I was in Orlando to meet up with my parents before a convention, but I had a day to myself before they arrived. The first thing I noticed after checking in to an old, threadbare room at the Best Western was that the tap water smelled funny, like sulfurous mud, and I thought as I lay down to sleep: I should get out of Orlando.
And so some hours later I found myself driving east on FL-50 for an hour, through Titusville and to Canaveral National Seashore to spend a morning of time alone on Playalinda Beach, with just a heron and a couple of historic launch pads to keep me company. (I must add that as I drove over the bridge across the inland waterway with the windows open, that same water smell struck me again. I grew to love it.)

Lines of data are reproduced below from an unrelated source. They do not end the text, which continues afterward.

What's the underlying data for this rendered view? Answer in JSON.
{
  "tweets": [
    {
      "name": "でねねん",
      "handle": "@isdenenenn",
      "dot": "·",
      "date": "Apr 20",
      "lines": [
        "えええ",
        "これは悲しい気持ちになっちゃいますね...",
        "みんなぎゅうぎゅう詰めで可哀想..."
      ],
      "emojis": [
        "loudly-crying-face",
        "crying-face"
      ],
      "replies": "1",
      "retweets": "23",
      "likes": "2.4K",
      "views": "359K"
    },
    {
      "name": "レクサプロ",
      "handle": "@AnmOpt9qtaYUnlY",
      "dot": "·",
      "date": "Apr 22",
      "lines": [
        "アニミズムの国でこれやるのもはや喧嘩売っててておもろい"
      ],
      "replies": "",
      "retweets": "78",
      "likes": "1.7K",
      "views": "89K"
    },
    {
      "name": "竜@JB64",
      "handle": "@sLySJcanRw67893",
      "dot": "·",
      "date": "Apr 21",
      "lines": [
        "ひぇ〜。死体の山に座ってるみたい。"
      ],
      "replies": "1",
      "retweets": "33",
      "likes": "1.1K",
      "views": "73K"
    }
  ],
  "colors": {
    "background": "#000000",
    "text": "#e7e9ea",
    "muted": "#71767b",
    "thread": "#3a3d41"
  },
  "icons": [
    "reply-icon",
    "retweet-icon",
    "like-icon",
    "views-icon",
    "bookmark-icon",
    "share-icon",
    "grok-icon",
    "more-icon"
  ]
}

It was warm and the water was nicer than I expected but I’d forgotten to bring trunks. Still, a nice day to wade through the surf right up to the border of Kennedy Space Center, where the launch pad towers loomed from behind a dune and a guard tower decked out with cameras watched over a simple pier-type fence bristling with barnacles in the low tide.
Without a rocket on the pad the view of The view of Pad 39A is actually better from the boardwalk over the dune near the parking lot. It’ll be a great view when NASA’s SLS is finally standing there.
From the beach I drove north for a bit to go see the Manatee Observation Deck at Haulover Canal.
And from there it was down Merritt Island to Kennedy Space Center Visitor Center to visit the Space Shuttle Atlantis: retired in 2011 and moved into KSC Visitor Center, where it is now housed in a grand pavilion, marked by an ET-SRB stack visible for miles around.
Before you get to see the shuttle you have to walk through two audio-visual intros. I admit I found the dramatizations a bit of an eyeroller, but the final transition from model spaceplane to actual shuttle was still a nice effect.
Atlantis is a wondrous sight to behold, suspended atop pylons and tilted at an angle, as if still in orbit on a mission, with payload bay doors open and Canadarm extended. From front OMS pods to rear SSMEs the orbiter is viewable in great detail, almost close enough to touch and remember.
Interactive science and engineering displays surround the exhibit across two floors, with immersive playground-like activities for the kids, and the Shuttle Launch Experience, once a standalone simulator ride, is now integrated into the Atlantis pavilion. It’s like Star Tours but riding in the Shuttle payload bay, and with Charles Bolden instead of the pilot robot.
The exit is, of course, through the gift shop, where I picked up a plush shuttle on the way out.
Before heading back to Orlando I paused a bit in the Rocket Garden to try my fisheye lens and remember past missions.
Then it was off to Orlando to meet up with my parents. I didn’t get many photos while they were there, but I can tell you crawfish were involved.
Full Florida photo album here. It really wasn’t enough and I do want to go back to Disney World with Amy and meet up with some people next time.